This Study Group will include reading and discussing articles and texts that focus on the role that cultural and societal factors play in our deepening understanding of individual psychological functioning, interpersonal relationships, and psychopathology. Such factors as race, ethnicity, class, and gender have been underemphasized, or entirely overlooked, in psychoanalytically oriented research, theory, and practice. Our meetings will involve discussions of seminal readings that explore these topics and their connections to our clinical work.
Members who attend this study group will be able to:
- Describe the historical attitude that psychoanalytic and psychodynamic theorists have taken to matters related to socio-political context and identities.
- Identify three shifts in invigorating psychoanalysis advocated by Layton.
- Define Normative Unconscious Processes.
- Explicate the role of binary identity structures and in splitting in attaining a “proper” identity, according to Layton.
- Explain Layton’s conception of social psychoanalysis.
- According to Layton, discuss the value of a social psychoanalysis to understanding an individual.
- Identify three differences between American and European psychoanalytic traditions, according to Layton.
- Describe the American Dream Syndrome.
- According to the Frankfurt School, explain the relationship between capitalism and narcissistic personality disorder.
- Explain how dialogue, as articulated by Cushman, expands our understanding of empathy in clinical work.
- Discuss how certain enactments between therapist and patient perpetuate societal norms and provide information regarding unconscious conflicts.

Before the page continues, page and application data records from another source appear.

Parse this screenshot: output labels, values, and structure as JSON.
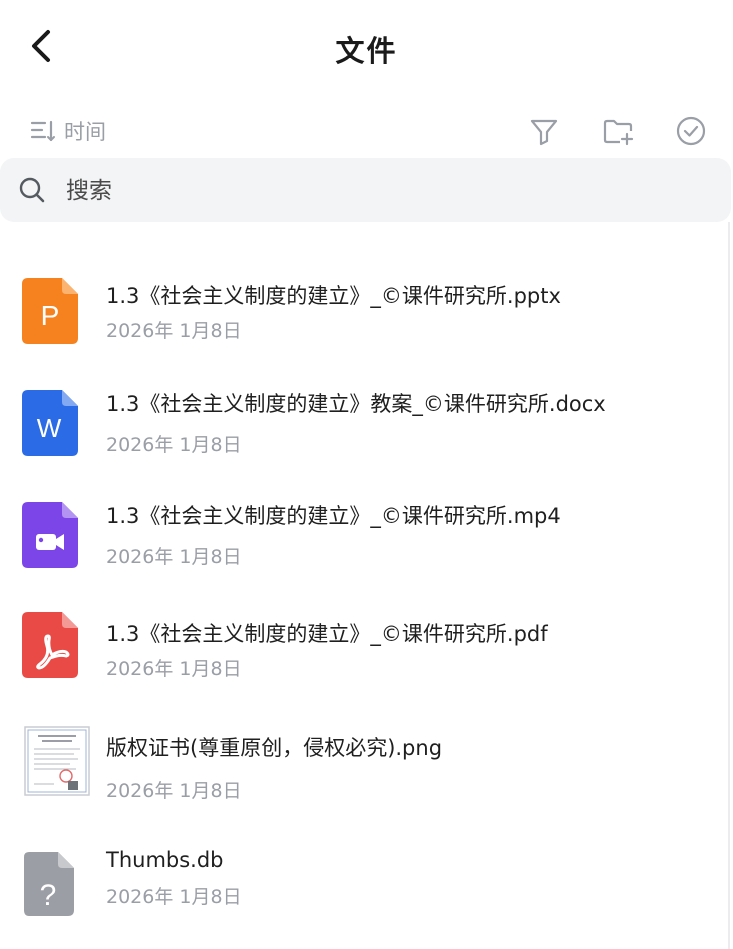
{
  "header": {
    "title": "文件"
  },
  "toolbar": {
    "sort_label": "时间"
  },
  "search": {
    "placeholder": "搜索",
    "value": ""
  },
  "files": [
    {
      "name": "1.3《社会主义制度的建立》_©课件研究所.pptx",
      "date": "2026年 1月8日",
      "type": "pptx",
      "icon": "ppt-file-icon",
      "color": "#f5821f"
    },
    {
      "name": " 1.3《社会主义制度的建立》教案_©课件研究所.docx",
      "date": "2026年 1月8日",
      "type": "docx",
      "icon": "word-file-icon",
      "color": "#2b6be6"
    },
    {
      "name": "1.3《社会主义制度的建立》_©课件研究所.mp4",
      "date": "2026年 1月8日",
      "type": "mp4",
      "icon": "video-file-icon",
      "color": "#7b45e8"
    },
    {
      "name": "1.3《社会主义制度的建立》_©课件研究所.pdf",
      "date": "2026年 1月8日",
      "type": "pdf",
      "icon": "pdf-file-icon",
      "color": "#ea4a45"
    },
    {
      "name": "版权证书(尊重原创，侵权必究).png",
      "date": "2026年 1月8日",
      "type": "png",
      "icon": "certificate-image-thumbnail",
      "color": "#c8ccd2"
    },
    {
      "name": "Thumbs.db",
      "date": "2026年 1月8日",
      "type": "db",
      "icon": "unknown-file-icon",
      "color": "#9b9ea5"
    }
  ]
}
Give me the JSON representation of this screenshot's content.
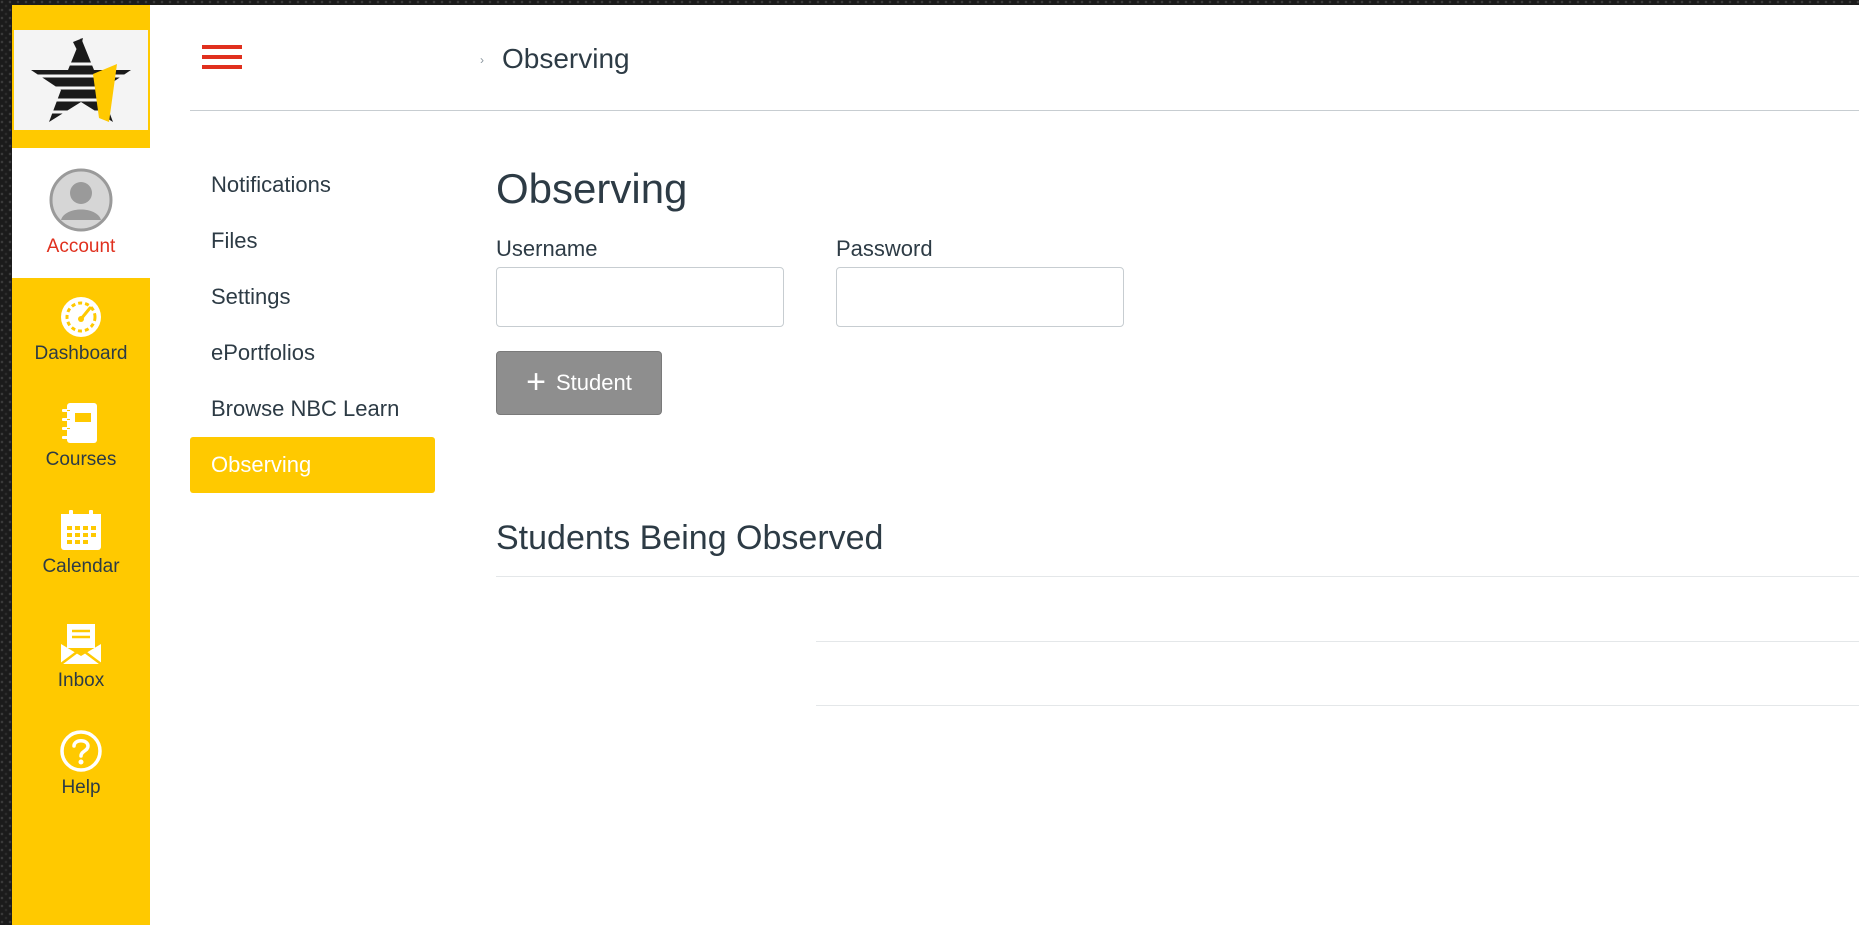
{
  "global_nav": {
    "items": [
      {
        "id": "account",
        "label": "Account",
        "icon": "avatar-icon",
        "active": true
      },
      {
        "id": "dashboard",
        "label": "Dashboard",
        "icon": "speedometer-icon",
        "active": false
      },
      {
        "id": "courses",
        "label": "Courses",
        "icon": "notebook-icon",
        "active": false
      },
      {
        "id": "calendar",
        "label": "Calendar",
        "icon": "calendar-icon",
        "active": false
      },
      {
        "id": "inbox",
        "label": "Inbox",
        "icon": "inbox-icon",
        "active": false
      },
      {
        "id": "help",
        "label": "Help",
        "icon": "help-icon",
        "active": false
      }
    ]
  },
  "header": {
    "breadcrumb_current": "Observing"
  },
  "section_nav": {
    "items": [
      {
        "label": "Notifications",
        "active": false
      },
      {
        "label": "Files",
        "active": false
      },
      {
        "label": "Settings",
        "active": false
      },
      {
        "label": "ePortfolios",
        "active": false
      },
      {
        "label": "Browse NBC Learn",
        "active": false
      },
      {
        "label": "Observing",
        "active": true
      }
    ]
  },
  "main": {
    "title": "Observing",
    "username_label": "Username",
    "username_value": "",
    "password_label": "Password",
    "password_value": "",
    "add_button_label": "Student",
    "observed_heading": "Students Being Observed"
  },
  "colors": {
    "brand_yellow": "#ffc900",
    "active_red": "#e0301e",
    "text": "#2d3b45",
    "button_gray": "#8e8e8e"
  }
}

- Explain how an individual’s apparent separation and autonomy can be a veiled form of submission to parental needs.
- Explain how an individual’s history of treatment as subject vs. object determines their quality of subjectivity.
- Discuss the importance of societal power differentials and norms in the development of divided subjectivity.
- Discuss how the concepts of collective identifications and power differential expand the therapeutic impact of relational practice.
- Describe how sociology and psychology have become intertwined in the ongoing development of relational theory.
- Identify the three theories Layton discusses about the relationships between human needs and modernization in the Western world.
- Describe how 20th century psychological theories have tended to ascribe problems to the individual rather than the social conditions that create them.
- Explain how ‘culture work’ helps reproduce social norms.
- Discuss the importance of therapists exploring deeply their unconscious multiple identifications.
- Discuss Layton’s view that contemporary psychoanalytic theory ‘erases bisexuality as a sexuality’ and assumes heterosexuality as the norm.
- Explain how associating modes of relating with male or female leads to gender inequality.
- Define ‘defensive autonomy’ and explain the socio-historical trends that brought it forth.
- In Layton’s clinical example, discuss how the family of the female client mediated a sexist culture that fostered her defensive autonomy.